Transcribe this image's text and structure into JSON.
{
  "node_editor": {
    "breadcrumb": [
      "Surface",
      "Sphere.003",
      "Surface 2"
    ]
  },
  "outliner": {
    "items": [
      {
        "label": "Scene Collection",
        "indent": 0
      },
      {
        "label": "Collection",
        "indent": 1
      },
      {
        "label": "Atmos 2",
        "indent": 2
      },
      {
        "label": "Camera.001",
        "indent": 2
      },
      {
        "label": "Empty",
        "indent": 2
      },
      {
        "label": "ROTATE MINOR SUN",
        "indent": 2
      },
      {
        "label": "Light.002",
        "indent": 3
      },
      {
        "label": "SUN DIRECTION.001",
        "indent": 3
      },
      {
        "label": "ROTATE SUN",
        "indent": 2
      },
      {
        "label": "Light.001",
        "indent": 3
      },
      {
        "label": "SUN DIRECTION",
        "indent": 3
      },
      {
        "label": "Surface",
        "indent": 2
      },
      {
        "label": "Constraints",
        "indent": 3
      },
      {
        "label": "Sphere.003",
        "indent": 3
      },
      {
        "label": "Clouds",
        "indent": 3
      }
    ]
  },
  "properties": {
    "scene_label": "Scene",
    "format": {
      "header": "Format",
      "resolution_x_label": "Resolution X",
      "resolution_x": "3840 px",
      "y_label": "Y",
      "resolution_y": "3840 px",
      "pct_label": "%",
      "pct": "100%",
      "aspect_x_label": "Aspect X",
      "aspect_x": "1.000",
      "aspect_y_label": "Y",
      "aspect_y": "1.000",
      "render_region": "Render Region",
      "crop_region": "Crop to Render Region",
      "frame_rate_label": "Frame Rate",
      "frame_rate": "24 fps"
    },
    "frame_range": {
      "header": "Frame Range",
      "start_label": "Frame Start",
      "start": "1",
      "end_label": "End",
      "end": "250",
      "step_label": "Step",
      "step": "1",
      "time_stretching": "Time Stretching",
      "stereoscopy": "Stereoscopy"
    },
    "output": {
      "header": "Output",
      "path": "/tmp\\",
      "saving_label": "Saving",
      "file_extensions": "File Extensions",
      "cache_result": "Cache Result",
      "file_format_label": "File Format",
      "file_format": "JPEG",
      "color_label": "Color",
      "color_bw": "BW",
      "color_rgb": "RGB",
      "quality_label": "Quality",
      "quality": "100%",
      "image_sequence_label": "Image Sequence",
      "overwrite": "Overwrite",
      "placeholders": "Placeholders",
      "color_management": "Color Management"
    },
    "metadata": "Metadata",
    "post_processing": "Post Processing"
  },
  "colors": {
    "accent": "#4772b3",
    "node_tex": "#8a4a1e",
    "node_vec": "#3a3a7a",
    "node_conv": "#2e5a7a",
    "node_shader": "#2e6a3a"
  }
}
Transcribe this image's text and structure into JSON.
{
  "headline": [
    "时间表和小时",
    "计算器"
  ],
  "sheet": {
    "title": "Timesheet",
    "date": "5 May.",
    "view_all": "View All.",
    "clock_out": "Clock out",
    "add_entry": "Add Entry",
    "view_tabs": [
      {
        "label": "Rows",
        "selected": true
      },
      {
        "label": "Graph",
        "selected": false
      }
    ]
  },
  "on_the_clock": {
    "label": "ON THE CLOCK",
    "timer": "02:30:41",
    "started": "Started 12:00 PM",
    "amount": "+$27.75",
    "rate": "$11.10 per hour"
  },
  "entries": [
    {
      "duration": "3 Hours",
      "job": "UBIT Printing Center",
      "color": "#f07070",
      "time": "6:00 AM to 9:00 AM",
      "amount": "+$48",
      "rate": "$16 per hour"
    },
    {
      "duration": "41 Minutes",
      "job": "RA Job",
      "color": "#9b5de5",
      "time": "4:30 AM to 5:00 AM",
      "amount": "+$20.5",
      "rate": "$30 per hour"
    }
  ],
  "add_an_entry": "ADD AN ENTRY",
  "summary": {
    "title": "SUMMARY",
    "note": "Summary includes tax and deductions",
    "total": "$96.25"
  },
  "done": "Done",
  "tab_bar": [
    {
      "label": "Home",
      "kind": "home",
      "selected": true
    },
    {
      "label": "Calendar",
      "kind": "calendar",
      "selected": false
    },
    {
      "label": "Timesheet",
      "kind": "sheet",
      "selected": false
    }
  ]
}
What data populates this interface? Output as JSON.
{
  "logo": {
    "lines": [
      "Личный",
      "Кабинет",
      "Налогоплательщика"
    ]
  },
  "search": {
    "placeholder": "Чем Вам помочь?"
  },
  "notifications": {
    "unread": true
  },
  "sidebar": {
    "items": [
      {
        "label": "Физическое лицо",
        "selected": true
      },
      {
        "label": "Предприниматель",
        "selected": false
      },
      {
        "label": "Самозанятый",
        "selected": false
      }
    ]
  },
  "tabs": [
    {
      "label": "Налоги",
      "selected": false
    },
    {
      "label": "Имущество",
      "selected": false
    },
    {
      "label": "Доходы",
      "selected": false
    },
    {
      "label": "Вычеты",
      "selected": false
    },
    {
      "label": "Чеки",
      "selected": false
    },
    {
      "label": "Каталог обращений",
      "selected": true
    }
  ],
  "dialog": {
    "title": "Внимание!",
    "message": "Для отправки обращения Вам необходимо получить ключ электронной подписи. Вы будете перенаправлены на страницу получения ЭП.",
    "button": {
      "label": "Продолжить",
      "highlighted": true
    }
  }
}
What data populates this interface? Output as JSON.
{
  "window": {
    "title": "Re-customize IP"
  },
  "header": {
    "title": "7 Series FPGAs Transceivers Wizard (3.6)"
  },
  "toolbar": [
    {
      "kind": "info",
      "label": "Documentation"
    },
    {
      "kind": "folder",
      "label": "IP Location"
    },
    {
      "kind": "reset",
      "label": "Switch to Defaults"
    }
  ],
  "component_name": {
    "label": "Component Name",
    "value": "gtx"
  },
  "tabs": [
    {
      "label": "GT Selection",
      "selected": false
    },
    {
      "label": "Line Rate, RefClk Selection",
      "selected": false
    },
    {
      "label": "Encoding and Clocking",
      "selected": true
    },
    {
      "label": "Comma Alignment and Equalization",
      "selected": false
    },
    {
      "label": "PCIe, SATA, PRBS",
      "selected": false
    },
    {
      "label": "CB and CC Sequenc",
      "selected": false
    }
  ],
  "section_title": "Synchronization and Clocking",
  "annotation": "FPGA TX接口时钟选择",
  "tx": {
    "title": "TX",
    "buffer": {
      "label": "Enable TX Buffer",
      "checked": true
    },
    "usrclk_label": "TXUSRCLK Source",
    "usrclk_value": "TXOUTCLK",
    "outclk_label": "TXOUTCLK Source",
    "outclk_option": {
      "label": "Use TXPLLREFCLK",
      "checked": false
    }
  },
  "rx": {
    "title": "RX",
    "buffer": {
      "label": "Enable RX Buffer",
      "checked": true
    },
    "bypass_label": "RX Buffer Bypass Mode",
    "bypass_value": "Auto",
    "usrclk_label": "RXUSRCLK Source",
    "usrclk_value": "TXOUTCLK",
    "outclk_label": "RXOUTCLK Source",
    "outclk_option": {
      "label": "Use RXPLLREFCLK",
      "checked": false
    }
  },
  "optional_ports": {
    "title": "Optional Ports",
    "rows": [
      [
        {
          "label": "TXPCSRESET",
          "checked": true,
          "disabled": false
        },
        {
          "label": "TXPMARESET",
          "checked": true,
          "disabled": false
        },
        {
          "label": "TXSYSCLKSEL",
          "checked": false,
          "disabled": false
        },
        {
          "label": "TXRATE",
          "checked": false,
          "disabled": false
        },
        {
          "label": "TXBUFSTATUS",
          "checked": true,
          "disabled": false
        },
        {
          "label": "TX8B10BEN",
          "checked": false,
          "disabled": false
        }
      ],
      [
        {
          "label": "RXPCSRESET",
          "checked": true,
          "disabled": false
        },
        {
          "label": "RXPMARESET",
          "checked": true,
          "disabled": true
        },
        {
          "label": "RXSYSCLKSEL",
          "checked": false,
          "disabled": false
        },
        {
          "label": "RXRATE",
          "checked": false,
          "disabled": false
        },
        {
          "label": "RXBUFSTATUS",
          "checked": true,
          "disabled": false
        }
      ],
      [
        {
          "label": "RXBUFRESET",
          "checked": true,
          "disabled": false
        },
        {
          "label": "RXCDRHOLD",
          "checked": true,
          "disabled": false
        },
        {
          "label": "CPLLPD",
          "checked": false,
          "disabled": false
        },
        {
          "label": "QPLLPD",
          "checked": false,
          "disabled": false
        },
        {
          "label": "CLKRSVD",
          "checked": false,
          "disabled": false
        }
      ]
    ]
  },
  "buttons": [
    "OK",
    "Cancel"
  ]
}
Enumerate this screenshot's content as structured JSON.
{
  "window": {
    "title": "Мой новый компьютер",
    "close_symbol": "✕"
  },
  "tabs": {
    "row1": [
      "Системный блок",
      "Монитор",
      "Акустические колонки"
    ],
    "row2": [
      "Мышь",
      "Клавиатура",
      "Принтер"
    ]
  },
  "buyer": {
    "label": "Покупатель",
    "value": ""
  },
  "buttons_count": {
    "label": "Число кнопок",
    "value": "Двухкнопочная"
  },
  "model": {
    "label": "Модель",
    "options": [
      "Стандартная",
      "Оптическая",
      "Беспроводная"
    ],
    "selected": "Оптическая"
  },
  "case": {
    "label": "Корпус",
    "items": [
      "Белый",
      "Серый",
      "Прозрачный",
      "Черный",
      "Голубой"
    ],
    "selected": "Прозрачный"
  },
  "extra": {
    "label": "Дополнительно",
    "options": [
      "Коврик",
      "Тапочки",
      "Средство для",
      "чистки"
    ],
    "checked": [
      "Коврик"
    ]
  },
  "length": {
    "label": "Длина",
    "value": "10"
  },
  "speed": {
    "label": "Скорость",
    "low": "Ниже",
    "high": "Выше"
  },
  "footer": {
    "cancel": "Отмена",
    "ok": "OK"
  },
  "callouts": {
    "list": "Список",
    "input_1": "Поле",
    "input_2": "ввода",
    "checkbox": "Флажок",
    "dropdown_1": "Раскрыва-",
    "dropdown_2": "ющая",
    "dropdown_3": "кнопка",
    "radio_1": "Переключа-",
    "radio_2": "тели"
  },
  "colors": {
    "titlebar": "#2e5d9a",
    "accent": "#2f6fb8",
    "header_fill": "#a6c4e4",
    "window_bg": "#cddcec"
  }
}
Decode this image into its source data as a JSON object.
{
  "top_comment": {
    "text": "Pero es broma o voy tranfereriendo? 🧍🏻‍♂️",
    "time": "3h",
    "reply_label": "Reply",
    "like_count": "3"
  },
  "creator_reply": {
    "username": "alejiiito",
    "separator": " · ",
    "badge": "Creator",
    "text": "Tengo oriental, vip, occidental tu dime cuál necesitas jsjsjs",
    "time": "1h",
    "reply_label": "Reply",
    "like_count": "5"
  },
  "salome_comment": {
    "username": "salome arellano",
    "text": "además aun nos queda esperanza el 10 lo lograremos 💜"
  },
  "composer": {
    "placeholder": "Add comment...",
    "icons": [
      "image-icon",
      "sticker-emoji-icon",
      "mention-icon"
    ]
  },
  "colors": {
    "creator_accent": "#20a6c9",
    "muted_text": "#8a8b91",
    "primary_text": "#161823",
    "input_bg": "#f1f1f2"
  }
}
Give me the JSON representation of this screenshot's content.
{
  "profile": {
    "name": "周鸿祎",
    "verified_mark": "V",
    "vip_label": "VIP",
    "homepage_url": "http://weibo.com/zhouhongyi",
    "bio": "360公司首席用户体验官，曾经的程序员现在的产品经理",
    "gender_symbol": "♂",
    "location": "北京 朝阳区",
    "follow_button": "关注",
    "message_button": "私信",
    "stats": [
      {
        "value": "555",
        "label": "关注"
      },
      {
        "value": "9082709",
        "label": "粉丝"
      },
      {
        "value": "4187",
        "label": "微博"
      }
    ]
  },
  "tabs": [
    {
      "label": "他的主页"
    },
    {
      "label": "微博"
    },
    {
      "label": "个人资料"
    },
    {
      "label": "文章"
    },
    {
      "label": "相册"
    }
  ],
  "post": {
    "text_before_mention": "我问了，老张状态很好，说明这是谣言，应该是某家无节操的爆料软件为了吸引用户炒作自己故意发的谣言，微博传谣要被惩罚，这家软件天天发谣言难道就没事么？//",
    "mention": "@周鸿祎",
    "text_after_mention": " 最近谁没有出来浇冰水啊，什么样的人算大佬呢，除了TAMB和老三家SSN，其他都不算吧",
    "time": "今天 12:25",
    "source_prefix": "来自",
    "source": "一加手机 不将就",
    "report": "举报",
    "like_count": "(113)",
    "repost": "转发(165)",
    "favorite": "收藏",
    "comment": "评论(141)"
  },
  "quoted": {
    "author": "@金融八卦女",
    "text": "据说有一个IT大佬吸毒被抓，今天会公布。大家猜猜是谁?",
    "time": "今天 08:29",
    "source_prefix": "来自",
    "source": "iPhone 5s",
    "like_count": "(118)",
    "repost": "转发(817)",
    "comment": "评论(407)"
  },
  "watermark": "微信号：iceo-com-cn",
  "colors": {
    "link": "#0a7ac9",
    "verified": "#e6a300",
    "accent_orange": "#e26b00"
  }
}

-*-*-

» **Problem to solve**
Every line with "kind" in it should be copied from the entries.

» **Written response**
      "kind": "home",
      "kind": "calendar",
      "kind": "sheet",
      "kind": "info",
      "kind": "folder",
      "kind": "reset",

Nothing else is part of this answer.